"I’m in favor of partisanship and distrustful of the subjectivity of appeals to manners, which are often semi-disguised rules that one social class imposes on another," said John H. Summers, who has taught religion and American public life at Boston College, Harvard University, Columbia University, and the Cooper Union.

Is there reason for optimism?

The short-term outlook is grim.

"I am particularly concerned that this trend will drive young people away from politics," said Mullen, the Allegheny College president, who keeps a copy of Washington’s rules on his desk. "This generation is passionately committed to making a difference for the good, but the meanness and incivility of our politics is playing a role in driving them from the arena. The consequences for our democracy are very serious."

Clayton saw more trouble ahead, especially if the probe into Russian interference closes in on Trump.

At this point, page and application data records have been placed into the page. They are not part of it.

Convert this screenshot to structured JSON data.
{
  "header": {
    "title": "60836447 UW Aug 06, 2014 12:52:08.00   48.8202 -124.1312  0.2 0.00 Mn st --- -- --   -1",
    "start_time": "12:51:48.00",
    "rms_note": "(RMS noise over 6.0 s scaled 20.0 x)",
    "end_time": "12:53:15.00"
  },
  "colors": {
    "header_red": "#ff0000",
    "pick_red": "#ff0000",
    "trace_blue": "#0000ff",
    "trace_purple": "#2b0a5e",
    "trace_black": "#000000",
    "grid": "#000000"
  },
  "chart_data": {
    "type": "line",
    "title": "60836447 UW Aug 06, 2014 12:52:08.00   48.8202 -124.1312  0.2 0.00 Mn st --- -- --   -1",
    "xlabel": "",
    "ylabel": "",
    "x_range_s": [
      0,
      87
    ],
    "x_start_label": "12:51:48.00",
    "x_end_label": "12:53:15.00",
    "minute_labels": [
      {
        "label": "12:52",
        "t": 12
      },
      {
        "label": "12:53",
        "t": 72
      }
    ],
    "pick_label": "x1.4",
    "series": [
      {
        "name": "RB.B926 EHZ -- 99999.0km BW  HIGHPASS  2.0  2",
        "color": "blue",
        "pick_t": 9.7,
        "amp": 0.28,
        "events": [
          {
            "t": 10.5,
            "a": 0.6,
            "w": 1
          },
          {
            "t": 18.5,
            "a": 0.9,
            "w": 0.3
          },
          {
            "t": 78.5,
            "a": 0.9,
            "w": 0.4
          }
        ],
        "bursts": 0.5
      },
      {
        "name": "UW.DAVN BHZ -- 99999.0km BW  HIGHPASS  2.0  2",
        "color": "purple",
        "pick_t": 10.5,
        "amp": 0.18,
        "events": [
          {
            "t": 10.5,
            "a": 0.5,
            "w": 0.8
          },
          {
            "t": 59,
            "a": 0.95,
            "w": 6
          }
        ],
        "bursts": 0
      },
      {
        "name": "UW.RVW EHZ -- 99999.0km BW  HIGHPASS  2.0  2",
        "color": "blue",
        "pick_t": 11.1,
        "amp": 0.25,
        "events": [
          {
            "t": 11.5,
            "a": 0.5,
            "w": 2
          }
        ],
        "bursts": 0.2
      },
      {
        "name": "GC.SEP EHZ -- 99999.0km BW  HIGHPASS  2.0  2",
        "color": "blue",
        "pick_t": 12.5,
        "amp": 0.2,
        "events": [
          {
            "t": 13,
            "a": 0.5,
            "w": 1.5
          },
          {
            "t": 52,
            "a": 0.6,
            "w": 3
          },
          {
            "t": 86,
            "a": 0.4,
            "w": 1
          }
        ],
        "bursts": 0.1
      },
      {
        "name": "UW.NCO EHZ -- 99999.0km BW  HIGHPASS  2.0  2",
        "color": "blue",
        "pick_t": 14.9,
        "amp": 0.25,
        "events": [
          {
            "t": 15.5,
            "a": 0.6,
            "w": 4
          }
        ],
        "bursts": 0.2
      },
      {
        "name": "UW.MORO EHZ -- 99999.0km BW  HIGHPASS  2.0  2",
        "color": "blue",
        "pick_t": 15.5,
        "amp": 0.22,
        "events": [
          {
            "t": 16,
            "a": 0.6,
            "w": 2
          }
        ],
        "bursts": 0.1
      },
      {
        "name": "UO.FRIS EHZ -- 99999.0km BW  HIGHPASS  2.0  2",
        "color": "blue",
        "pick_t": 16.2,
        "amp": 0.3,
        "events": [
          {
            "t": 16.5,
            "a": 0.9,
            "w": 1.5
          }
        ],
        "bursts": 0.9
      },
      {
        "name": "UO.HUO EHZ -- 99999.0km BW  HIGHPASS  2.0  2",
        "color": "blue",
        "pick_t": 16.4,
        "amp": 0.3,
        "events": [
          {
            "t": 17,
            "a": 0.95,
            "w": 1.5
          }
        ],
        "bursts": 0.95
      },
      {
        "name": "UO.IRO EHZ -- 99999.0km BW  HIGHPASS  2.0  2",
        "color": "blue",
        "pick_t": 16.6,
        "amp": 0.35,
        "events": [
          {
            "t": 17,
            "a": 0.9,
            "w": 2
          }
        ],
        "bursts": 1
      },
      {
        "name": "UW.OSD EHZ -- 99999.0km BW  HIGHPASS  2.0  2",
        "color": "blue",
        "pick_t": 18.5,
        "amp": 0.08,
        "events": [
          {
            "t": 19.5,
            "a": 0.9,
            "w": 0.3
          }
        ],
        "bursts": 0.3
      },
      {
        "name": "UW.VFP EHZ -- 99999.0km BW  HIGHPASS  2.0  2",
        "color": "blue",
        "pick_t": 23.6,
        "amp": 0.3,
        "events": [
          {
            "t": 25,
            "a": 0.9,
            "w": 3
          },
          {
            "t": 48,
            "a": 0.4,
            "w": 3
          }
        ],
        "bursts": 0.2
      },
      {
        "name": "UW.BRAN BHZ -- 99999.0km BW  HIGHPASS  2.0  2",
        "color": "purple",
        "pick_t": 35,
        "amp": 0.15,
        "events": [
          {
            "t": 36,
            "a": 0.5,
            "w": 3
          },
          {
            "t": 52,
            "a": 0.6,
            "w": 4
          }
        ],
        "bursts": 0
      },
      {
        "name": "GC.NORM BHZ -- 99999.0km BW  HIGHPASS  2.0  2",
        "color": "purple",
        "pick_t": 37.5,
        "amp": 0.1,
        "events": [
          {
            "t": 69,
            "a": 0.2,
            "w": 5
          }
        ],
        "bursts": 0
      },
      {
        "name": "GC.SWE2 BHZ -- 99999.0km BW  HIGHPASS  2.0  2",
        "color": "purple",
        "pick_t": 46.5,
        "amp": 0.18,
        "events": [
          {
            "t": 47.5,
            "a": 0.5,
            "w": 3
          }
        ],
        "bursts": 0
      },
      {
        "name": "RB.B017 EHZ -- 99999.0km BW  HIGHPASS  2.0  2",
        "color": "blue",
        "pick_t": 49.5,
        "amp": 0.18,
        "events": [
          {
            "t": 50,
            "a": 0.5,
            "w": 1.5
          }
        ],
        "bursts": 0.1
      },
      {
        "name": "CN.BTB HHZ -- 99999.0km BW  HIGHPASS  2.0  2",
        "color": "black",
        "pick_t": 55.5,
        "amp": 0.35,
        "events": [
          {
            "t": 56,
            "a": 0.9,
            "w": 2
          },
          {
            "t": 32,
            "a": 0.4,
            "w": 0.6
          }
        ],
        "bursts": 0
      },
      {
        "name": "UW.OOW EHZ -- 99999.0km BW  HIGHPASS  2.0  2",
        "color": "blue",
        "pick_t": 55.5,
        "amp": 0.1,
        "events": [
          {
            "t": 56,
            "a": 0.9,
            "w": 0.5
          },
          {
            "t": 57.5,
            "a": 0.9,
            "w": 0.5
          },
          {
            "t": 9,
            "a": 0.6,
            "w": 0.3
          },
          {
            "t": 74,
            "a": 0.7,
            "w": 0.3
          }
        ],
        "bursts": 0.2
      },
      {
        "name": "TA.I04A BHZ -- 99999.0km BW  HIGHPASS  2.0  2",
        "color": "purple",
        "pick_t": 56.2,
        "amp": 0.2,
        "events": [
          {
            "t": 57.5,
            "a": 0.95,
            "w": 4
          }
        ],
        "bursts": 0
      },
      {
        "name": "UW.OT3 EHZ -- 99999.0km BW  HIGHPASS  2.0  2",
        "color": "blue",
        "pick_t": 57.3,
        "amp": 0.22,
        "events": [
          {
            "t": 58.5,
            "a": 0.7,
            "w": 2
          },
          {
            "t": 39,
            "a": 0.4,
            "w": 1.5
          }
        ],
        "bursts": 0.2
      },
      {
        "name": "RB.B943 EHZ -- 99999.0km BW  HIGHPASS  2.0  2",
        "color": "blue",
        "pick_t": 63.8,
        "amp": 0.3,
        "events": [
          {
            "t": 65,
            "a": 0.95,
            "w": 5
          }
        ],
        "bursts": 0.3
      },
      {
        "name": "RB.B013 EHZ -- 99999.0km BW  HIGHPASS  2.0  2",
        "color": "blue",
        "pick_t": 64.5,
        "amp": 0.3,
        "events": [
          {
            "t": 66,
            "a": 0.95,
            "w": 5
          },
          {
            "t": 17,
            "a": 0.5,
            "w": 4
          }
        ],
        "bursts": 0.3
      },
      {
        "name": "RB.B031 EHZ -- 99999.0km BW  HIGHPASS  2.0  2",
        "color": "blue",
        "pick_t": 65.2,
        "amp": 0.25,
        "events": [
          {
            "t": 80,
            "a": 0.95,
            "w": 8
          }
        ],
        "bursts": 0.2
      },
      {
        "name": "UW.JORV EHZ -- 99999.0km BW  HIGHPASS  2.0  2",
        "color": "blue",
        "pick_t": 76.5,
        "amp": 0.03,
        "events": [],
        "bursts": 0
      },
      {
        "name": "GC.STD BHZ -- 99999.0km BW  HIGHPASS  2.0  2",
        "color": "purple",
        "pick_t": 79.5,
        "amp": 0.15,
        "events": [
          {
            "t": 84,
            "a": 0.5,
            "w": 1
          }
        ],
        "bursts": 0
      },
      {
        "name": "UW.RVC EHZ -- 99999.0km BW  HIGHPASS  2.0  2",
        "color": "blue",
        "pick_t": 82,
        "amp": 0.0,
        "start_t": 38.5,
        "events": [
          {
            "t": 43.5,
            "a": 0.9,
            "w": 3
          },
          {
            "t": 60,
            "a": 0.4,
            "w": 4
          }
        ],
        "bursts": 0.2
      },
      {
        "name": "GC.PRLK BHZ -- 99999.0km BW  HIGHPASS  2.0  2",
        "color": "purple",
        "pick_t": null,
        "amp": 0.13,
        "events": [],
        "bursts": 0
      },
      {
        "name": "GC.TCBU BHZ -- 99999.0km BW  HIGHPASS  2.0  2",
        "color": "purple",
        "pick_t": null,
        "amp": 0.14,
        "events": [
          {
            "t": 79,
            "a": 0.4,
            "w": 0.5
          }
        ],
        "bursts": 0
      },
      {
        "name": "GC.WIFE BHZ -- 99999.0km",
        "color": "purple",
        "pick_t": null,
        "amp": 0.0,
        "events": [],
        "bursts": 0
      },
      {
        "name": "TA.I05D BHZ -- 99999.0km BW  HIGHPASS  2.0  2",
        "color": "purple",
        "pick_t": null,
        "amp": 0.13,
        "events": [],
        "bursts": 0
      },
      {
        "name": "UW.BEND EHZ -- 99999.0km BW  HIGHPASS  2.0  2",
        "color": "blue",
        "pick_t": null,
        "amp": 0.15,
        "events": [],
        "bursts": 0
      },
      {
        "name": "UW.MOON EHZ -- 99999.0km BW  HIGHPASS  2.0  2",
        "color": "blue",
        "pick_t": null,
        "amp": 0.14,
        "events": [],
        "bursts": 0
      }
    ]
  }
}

If that happened, he would "expect the president to intensify his assault on these and other norms in an effort to delegitimize the opposition. That will produce its own backlash and a more militant response from those who oppose Trump."

But some saw a bit of sunlight amid the clouds.

"For all of the attention being given to incivility on our campuses, there are hopeful signs in the younger generation," Mouw said, pointing to televised interviews with teenage survivors of the mass shooting at Marjory Stoneman Douglas High School in Florida.  He saw similar "respectful engagement"r among students he oversaw at a recent interfaith dialogue.

"If voters were to reject uncivil rhetoric, that would help," said Kim Fridkin, an Arizona State University political scientist who’s affiliated with the National Institute on Civil Discourse. "Or, if people were convinced that uncivil rhetoric had negative effects on people and society, perhaps people would reject incivility. I think we need people in high profile positions to model civility in politics. This could help."

Historically speaking, however, periods of consensus and civility have often followed major upheavals, such as crises, wars and social exhaustion, Clayton said.

"Can political leaders help us through this period today by resisting the temptation to purposely aggravate divisions and angers for short-term political gains? Yes," Clayton said. "Will they? I don’t know."